Signs of hope, joy, new life and fulfillment of promise characterize the message of this Sunday. Last Sunday the readings focused on a peaceful kingdom in the future, when the wolf and the lamb would lie down beside each other. This Third Sunday of Advent is called Gaudete Sunday – Rejoice Sunday. We are invited to pause and rejoice. We are told that salvation is near; the Messiah is in our midst. The Sunday takes its name from the opening words of the Entrance Antiphon of this Sunday taken from Paul’s Letter to the Philippians which begins with Gaudete in Domino semper (“Rejoice in the Lord always”). That is why today we light a desert rose candle symbolizing joy, because our salvation is already here in our midst. In the first reading, the prophet Isaiah announces to the people in exile that the Messiah will come; their situation is about to change; they will soon be free to go back home. Isaiah shows the people a poetic picture of how the desert will become fertile and all the foliage will sing out the goodness and glory of God. Then in the final section, the reading recounts how the change will affect those who long for salvation; those who look for real joy and happiness. There would be nothing as joyful as a blind person seeing, nothing as beautiful as a deaf person hearing; nothing as uplifting as a lame person walking and a mute speaking. The reading therefore invites us to rejoice because the promised Messiah is coming soon to make that vision a reality; to bring real joy and happiness into our lives. In the Second reading from the Letter of James, we hear the same message: “Make your hearts firm, because the coming of the Lord is at hand.

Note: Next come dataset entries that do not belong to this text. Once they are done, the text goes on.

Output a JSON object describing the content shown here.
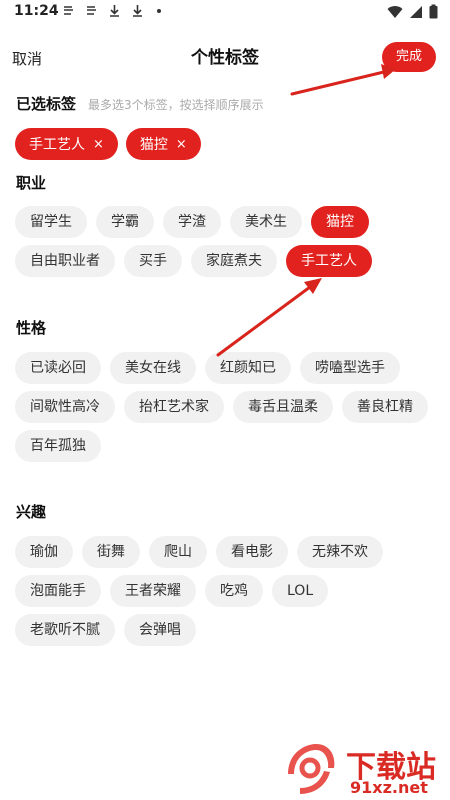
{
  "status_bar": {
    "time": "11:24",
    "left_icons": [
      "signal-app-icon",
      "signal-app-icon",
      "download-icon",
      "download-icon",
      "dot-icon"
    ],
    "right_icons": [
      "wifi-icon",
      "cell-signal-icon",
      "battery-icon"
    ]
  },
  "header": {
    "cancel_label": "取消",
    "title": "个性标签",
    "done_label": "完成"
  },
  "selected": {
    "title": "已选标签",
    "hint": "最多选3个标签，按选择顺序展示",
    "items": [
      {
        "label": "手工艺人",
        "remove": "×"
      },
      {
        "label": "猫控",
        "remove": "×"
      }
    ]
  },
  "sections": [
    {
      "title": "职业",
      "rows": [
        [
          {
            "label": "留学生",
            "active": false
          },
          {
            "label": "学霸",
            "active": false
          },
          {
            "label": "学渣",
            "active": false
          },
          {
            "label": "美术生",
            "active": false
          },
          {
            "label": "猫控",
            "active": true
          }
        ],
        [
          {
            "label": "自由职业者",
            "active": false
          },
          {
            "label": "买手",
            "active": false
          },
          {
            "label": "家庭煮夫",
            "active": false
          },
          {
            "label": "手工艺人",
            "active": true
          }
        ]
      ]
    },
    {
      "title": "性格",
      "rows": [
        [
          {
            "label": "已读必回",
            "active": false
          },
          {
            "label": "美女在线",
            "active": false
          },
          {
            "label": "红颜知已",
            "active": false
          },
          {
            "label": "唠嗑型选手",
            "active": false
          }
        ],
        [
          {
            "label": "间歇性高冷",
            "active": false
          },
          {
            "label": "抬杠艺术家",
            "active": false
          },
          {
            "label": "毒舌且温柔",
            "active": false
          },
          {
            "label": "善良杠精",
            "active": false
          }
        ],
        [
          {
            "label": "百年孤独",
            "active": false
          }
        ]
      ]
    },
    {
      "title": "兴趣",
      "rows": [
        [
          {
            "label": "瑜伽",
            "active": false
          },
          {
            "label": "街舞",
            "active": false
          },
          {
            "label": "爬山",
            "active": false
          },
          {
            "label": "看电影",
            "active": false
          },
          {
            "label": "无辣不欢",
            "active": false
          }
        ],
        [
          {
            "label": "泡面能手",
            "active": false
          },
          {
            "label": "王者荣耀",
            "active": false
          },
          {
            "label": "吃鸡",
            "active": false
          },
          {
            "label": "LOL",
            "active": false
          }
        ],
        [
          {
            "label": "老歌听不腻",
            "active": false
          },
          {
            "label": "会弹唱",
            "active": false
          }
        ]
      ]
    }
  ],
  "watermark": {
    "text": "下载站",
    "url": "91xz.net"
  },
  "colors": {
    "accent": "#e2221f",
    "tag_bg": "#f1f1f1",
    "arrow": "#d8241c"
  }
}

The Gospel starts with John the Baptist in prison. John sends his disciples to ask Jesus whether he is really the Messiah or would there be another to come. Jesus refers to what Isaiah had prophesied in today’s First Reading, and says that there is no need to keep waiting for salvation. It is already in our midst. There are already clear signs of joy, hope and new life. Jesus tells the messengers: "Go back and tell John what you hear and see; the blind see again, the lame walk, and the Good News is proclaimed to the poor". That is why we need not wait. That is why we need to rejoice and be happy. The deeper question we need to ask on this Sunday is what constitutes real joy and happiness in our lives? I am a lover of high tech and cool gadgets, but once I have them, I enjoy using them, but at the end of the day, they do not give me real joy and happiness. The joy and excitement that many had in having the latest cool gadgets on Black Friday is already over. In other words, material possessions, no matter how cool, never give lasting satisfaction and joy. That is why St. Augustine once said: Our heart is restless until it rests in God. This Sunday, the readings help to see what Christ is already accomplishing in our midst, through the Church and through our own witness that makes the blind see, the deaf hear and the lame walk! Miracles do happen in our parish: just open your eyes and ears! Let me sum up in a few points. 1) The readings proclaim joy because our salvation is closer than when we began this season. The air of Christmas is all around us. 2) The readings draw our attention to the Messiah who is already in our midst. There are many signs of hope: the saving action of Christ is present in our parish. 3) The readings lead us to rejoice as we encounter the hidden “miracles” of today. Yes, “the blind see, the lame walk, and the Good News is proclaimed to the poor.” 4) Let us pray that the Lord may open our eyes and ears of faith to see and hear what Jesus is already doing in our midst; that we may go and tell others what we have seen and heard.

 ©2016 John S. Mbinda